New York, N.Y. – Today the Brennan Center for Justice at NYU School of Law, representing the Indiana NAACP and the Indiana League of Women Voters, won a court case to temporarily halt an Indiana law that would have ignored required federal safeguards for voters, and would have illegally removed individuals from voter rolls in the state. The law was feared to be implemented before the November elections, but now will be on hold in light of today’s decision by the U.S. District Court in Indianapolis.
"This is a big victory for voters in Indiana, and a strong statement against officials who want to use a notoriously error-prone system to hastily and irresponsibly purge people from the rolls," said Myrna Pérez, director of the Voting Rights and Elections Project at the Brennan Center and the organization’s lead attorney on the case.
"We are pleased with the Court’s decision, which will protect Hoosiers against discrimination and disenfranchisement," said Barbara Bolling-Williams, President of the Indiana State Conference of the NAACP. "We commend our attorneys for their work defending the rights of voters in Indiana."
"Today’s ruling helps ensure that eligible voters will be able to cast ballots in November," said Patsy Hoyer and Oscar Anderson, Co-presidents of the Indiana League of Women Voters. "Maintaining voter lists is important, but it must be done in a responsible way and in compliance with the National Voter Registration Act."
Advocates filed the lawsuit against Secretary of State Connie Lawson and the Indiana Election Division last year. The Indiana NAACP and the League of Women Voters of Indiana are being represented in the case by the Brennan Center, Quinn Emanuel Urquhart & Sullivan, LLP, and Trent A. McCain of McCain Law Offices, P.C. Attorneys representing Common Cause Indiana filed a similar lawsuit against the same bad practice which was also addressed by the Court today.

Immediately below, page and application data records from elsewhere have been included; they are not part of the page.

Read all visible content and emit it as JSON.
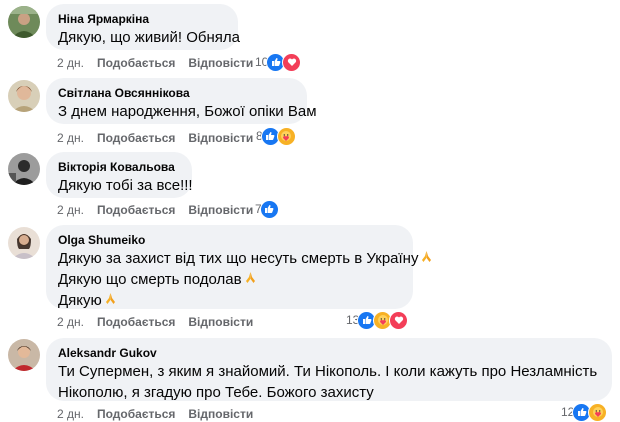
{
  "comments": [
    {
      "author": "Ніна Ярмаркіна",
      "lines": [
        "Дякую, що живий! Обняла"
      ],
      "time": "2 дн.",
      "like_label": "Подобається",
      "reply_label": "Відповісти",
      "reaction_count": "10",
      "reactions": [
        "like-icon",
        "love-icon"
      ]
    },
    {
      "author": "Світлана Овсяннікова",
      "lines": [
        "З днем народження, Божої опіки Вам"
      ],
      "time": "2 дн.",
      "like_label": "Подобається",
      "reply_label": "Відповісти",
      "reaction_count": "8",
      "reactions": [
        "like-icon",
        "care-icon"
      ]
    },
    {
      "author": "Вікторія Ковальова",
      "lines": [
        "Дякую тобі за все!!!"
      ],
      "time": "2 дн.",
      "like_label": "Подобається",
      "reply_label": "Відповісти",
      "reaction_count": "7",
      "reactions": [
        "like-icon"
      ]
    },
    {
      "author": "Olga Shumeiko",
      "lines": [
        "Дякую за захист від тих що несуть смерть в Україну",
        "Дякую що смерть подолав",
        "Дякую"
      ],
      "line_emoji": [
        "pray",
        "pray",
        "pray"
      ],
      "time": "2 дн.",
      "like_label": "Подобається",
      "reply_label": "Відповісти",
      "reaction_count": "13",
      "reactions": [
        "like-icon",
        "care-icon",
        "love-icon"
      ]
    },
    {
      "author": "Aleksandr Gukov",
      "lines": [
        "Ти Супермен, з яким я знайомий. Ти Нікополь. І коли кажуть про Незламність",
        "Нікополю, я згадую про Тебе. Божого захисту"
      ],
      "time": "2 дн.",
      "like_label": "Подобається",
      "reply_label": "Відповісти",
      "reaction_count": "12",
      "reactions": [
        "like-icon",
        "care-icon"
      ]
    }
  ],
  "colors": {
    "bubble": "#f0f2f5",
    "meta_text": "#65676b",
    "like": "#1877f2",
    "love": "#f33e58",
    "care": "#f7b125"
  }
}
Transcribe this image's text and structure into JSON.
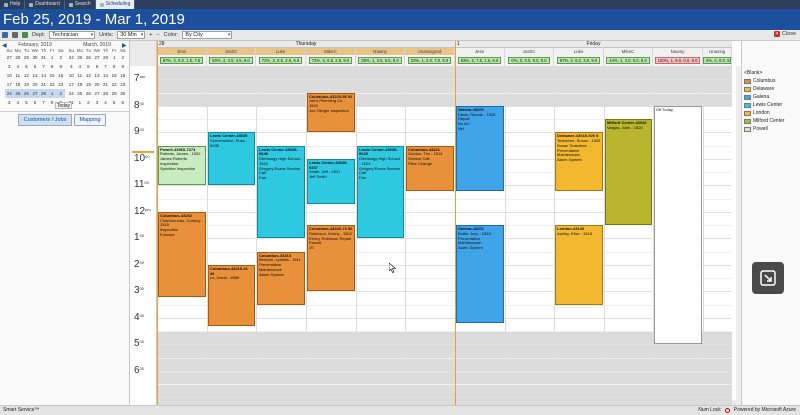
{
  "tabs": [
    {
      "label": "Help",
      "active": false
    },
    {
      "label": "Dashboard",
      "active": false
    },
    {
      "label": "Search",
      "active": false
    },
    {
      "label": "Scheduling",
      "active": true
    }
  ],
  "header": {
    "title": "Feb 25, 2019 - Mar 1, 2019"
  },
  "toolbar": {
    "dept_label": "Dept:",
    "dept_value": "Technician",
    "units_label": "Units:",
    "units_value": "30 Min",
    "color_label": "Color:",
    "color_value": "By City",
    "close_label": "Close"
  },
  "calendars": [
    {
      "month": "February, 2019",
      "dow": [
        "Su",
        "Mo",
        "Tu",
        "We",
        "Th",
        "Fr",
        "Sa"
      ],
      "days": [
        "27",
        "28",
        "29",
        "30",
        "31",
        "1",
        "2",
        "3",
        "4",
        "5",
        "6",
        "7",
        "8",
        "9",
        "10",
        "11",
        "12",
        "13",
        "14",
        "15",
        "16",
        "17",
        "18",
        "19",
        "20",
        "21",
        "22",
        "23",
        "24",
        "25",
        "26",
        "27",
        "28",
        "1",
        "2",
        "3",
        "4",
        "5",
        "6",
        "7",
        "8",
        "9"
      ]
    },
    {
      "month": "March, 2019",
      "dow": [
        "Su",
        "Mo",
        "Tu",
        "We",
        "Th",
        "Fr",
        "Sa"
      ],
      "days": [
        "24",
        "25",
        "26",
        "27",
        "28",
        "1",
        "2",
        "3",
        "4",
        "5",
        "6",
        "7",
        "8",
        "9",
        "10",
        "11",
        "12",
        "13",
        "14",
        "15",
        "16",
        "17",
        "18",
        "19",
        "20",
        "21",
        "22",
        "23",
        "24",
        "25",
        "26",
        "27",
        "28",
        "29",
        "30",
        "31",
        "1",
        "2",
        "3",
        "4",
        "5",
        "6"
      ]
    }
  ],
  "today_label": "Today",
  "left_buttons": {
    "customers_jobs": "Customers / Jobs",
    "mapping": "Mapping"
  },
  "days": [
    {
      "num": "28",
      "name": "Thursday"
    },
    {
      "num": "1",
      "name": "Friday"
    }
  ],
  "columns": [
    {
      "name": "Jess",
      "summary": "67%, 2, 6.0, 1.5, 7.5"
    },
    {
      "name": "JoshC",
      "summary": "50%, 2, 4.5, 4.5, 9.0"
    },
    {
      "name": "Luke",
      "summary": "72%, 2, 6.5, 2.5, 9.0"
    },
    {
      "name": "MikeC",
      "summary": "72%, 5, 6.5, 2.5, 9.0"
    },
    {
      "name": "Nawny",
      "summary": "39%, 1, 3.5, 5.5, 9.0"
    },
    {
      "name": "Unassigned",
      "summary": "22%, 1, 2.0, 7.0, 9.0"
    },
    {
      "name": "Jess",
      "summary": "83%, 2, 7.5, 1.5, 9.0"
    },
    {
      "name": "JoshC",
      "summary": "0%, 0, 0.0, 9.0, 9.0"
    },
    {
      "name": "Luke",
      "summary": "67%, 2, 6.0, 3.0, 9.0"
    },
    {
      "name": "MikeC",
      "summary": "44%, 1, 4.0, 5.0, 9.0"
    },
    {
      "name": "Nawny",
      "summary": "100%, 1, 9.0, 0.0, 9.0"
    },
    {
      "name": "Unassig",
      "summary": "0%, 0, 0.0, 9.0, 9.0"
    }
  ],
  "hours": [
    {
      "h": "7",
      "ampm": "am"
    },
    {
      "h": "8",
      "ampm": "00"
    },
    {
      "h": "9",
      "ampm": "00"
    },
    {
      "h": "10",
      "ampm": "00"
    },
    {
      "h": "11",
      "ampm": "00"
    },
    {
      "h": "12",
      "ampm": "pm"
    },
    {
      "h": "1",
      "ampm": "00"
    },
    {
      "h": "2",
      "ampm": "00"
    },
    {
      "h": "3",
      "ampm": "00"
    },
    {
      "h": "4",
      "ampm": "00"
    },
    {
      "h": "5",
      "ampm": "00"
    },
    {
      "h": "6",
      "ampm": "00"
    }
  ],
  "appointments": [
    {
      "col": 0,
      "start": 9.5,
      "end": 11.0,
      "color": "green",
      "title": "Powell-43965-7374",
      "lines": [
        "Roberts, James - 1552",
        "James Roberts Inspection",
        "Sprinkler Inspection"
      ]
    },
    {
      "col": 0,
      "start": 12.0,
      "end": 15.2,
      "color": "orange",
      "title": "Columbus-43232",
      "lines": [
        "Charbonneau, Cortney - 1515",
        "Inspection",
        "Furnace"
      ]
    },
    {
      "col": 1,
      "start": 9.0,
      "end": 11.0,
      "color": "cyan",
      "title": "Lewis Center-43035",
      "lines": [
        "Sonnenshein, Russ - 5035"
      ]
    },
    {
      "col": 1,
      "start": 14.0,
      "end": 16.3,
      "color": "orange",
      "title": "Columbus-43215-31 46",
      "lines": [
        "Le, David - 6556"
      ]
    },
    {
      "col": 2,
      "start": 9.5,
      "end": 13.0,
      "color": "cyan",
      "title": "Lewis Center-43035-9049",
      "lines": [
        "Olentangy High School - 1523",
        "Gregory Evans Service Call",
        "Fan"
      ]
    },
    {
      "col": 2,
      "start": 13.5,
      "end": 15.5,
      "color": "orange",
      "title": "Columbus-43213",
      "lines": [
        "Bedsole, Lynetta - 1511",
        "Preventative Maintenance",
        "Alarm System"
      ]
    },
    {
      "col": 3,
      "start": 7.5,
      "end": 9.0,
      "color": "orange",
      "title": "Columbus-43229-56 92",
      "lines": [
        "Joe's Plumbing Co. - 1503",
        "Joe Olinger Inspection"
      ]
    },
    {
      "col": 3,
      "start": 10.0,
      "end": 11.7,
      "color": "cyan",
      "title": "Lewis Center-43035-9437",
      "lines": [
        "Smith, Jeff - 1521",
        "Jeff Smith"
      ]
    },
    {
      "col": 3,
      "start": 12.5,
      "end": 15.0,
      "color": "orange",
      "title": "Columbus-43240-70 80",
      "lines": [
        "Robinson, Kenny - 1502",
        "Kenny Robinson Repair",
        "Faucet",
        "JS"
      ]
    },
    {
      "col": 4,
      "start": 9.5,
      "end": 13.0,
      "color": "cyan",
      "title": "Lewis Center-43035-9049",
      "lines": [
        "Olentangy High School - 1523",
        "Gregory Evans Service Call",
        "Fan"
      ]
    },
    {
      "col": 5,
      "start": 9.5,
      "end": 11.2,
      "color": "orange",
      "title": "Columbus-43221",
      "lines": [
        "Gordon, Tim - 1514",
        "Service Call",
        "Filter Change"
      ]
    },
    {
      "col": 6,
      "start": 8.0,
      "end": 11.2,
      "color": "blue",
      "title": "Galena-43201",
      "lines": [
        "Davis, Ronnie - 1525",
        "Repair",
        "No AC",
        "NH"
      ]
    },
    {
      "col": 6,
      "start": 12.5,
      "end": 16.2,
      "color": "blue",
      "title": "Galena-43201",
      "lines": [
        "Butler, Amy - 1516",
        "Preventative Maintenance",
        "Alarm System"
      ]
    },
    {
      "col": 8,
      "start": 9.0,
      "end": 11.2,
      "color": "yellow",
      "title": "Delaware-43015-920 8",
      "lines": [
        "Tedeshee, Susan - 1505",
        "Susan Tedeshee Preventative",
        "Maintenance",
        "Alarm System"
      ]
    },
    {
      "col": 8,
      "start": 12.5,
      "end": 15.5,
      "color": "yellow",
      "title": "London-43140",
      "lines": [
        "Ashley, Elise - 1518"
      ]
    },
    {
      "col": 9,
      "start": 8.5,
      "end": 12.5,
      "color": "olive",
      "title": "Milford Center-43040",
      "lines": [
        "Vargas, John - 1520"
      ]
    },
    {
      "col": 10,
      "start": 8.0,
      "end": 17.0,
      "color": "white",
      "title": "",
      "lines": [
        "Off Today"
      ]
    }
  ],
  "legend": [
    {
      "label": "<Blank>",
      "color": "#ffffff"
    },
    {
      "label": "Columbus",
      "color": "#e8913a"
    },
    {
      "label": "Delaware",
      "color": "#f2b830"
    },
    {
      "label": "Galena",
      "color": "#3fa3e8"
    },
    {
      "label": "Lewis Center",
      "color": "#2ec8e0"
    },
    {
      "label": "London",
      "color": "#f2b830"
    },
    {
      "label": "Milford Center",
      "color": "#b9b52c"
    },
    {
      "label": "Powell",
      "color": "#c8ecc0"
    }
  ],
  "status": {
    "left": "Smart Service™",
    "num_lock": "Num Lock",
    "powered": "Powered by Microsoft Azure"
  }
}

The plaintiffs argue that Indiana’s law, passed during the state’s 2017 legislative session, violates the National Voter Registration Act (NVRA), which is the federal law that guards voters against erroneous removals from the voter rolls. Known as “Motor-Voter,” the NVRA sets clear procedures officials must follow before deleting a voter believed to have moved from one jurisdiction to another from the rolls.
Indiana’s new law ignores these important protections by allowing election officials to immediately remove voters if the Interstate Voter Registration Crosscheck system identifies them as registered in another state and additional data selected by Hoosier State officials also matches. The Crosscheck system has resulted in wrongful removals when used elsewhere, often based on loose criteria such as matching a first name, last name, and date of birth alone. The lawsuit notes that in Virginia, Crosscheck had error rates as high as 17 percent.
For a full breakdown of the case, read a Q&A here by Myrna Pérez. And for more on the case, click here.
For more information or to connect with a Brennan Center expert, contact Rebecca Autrey at Rebecca.Autrey@nyu.edu or 646-292-8316.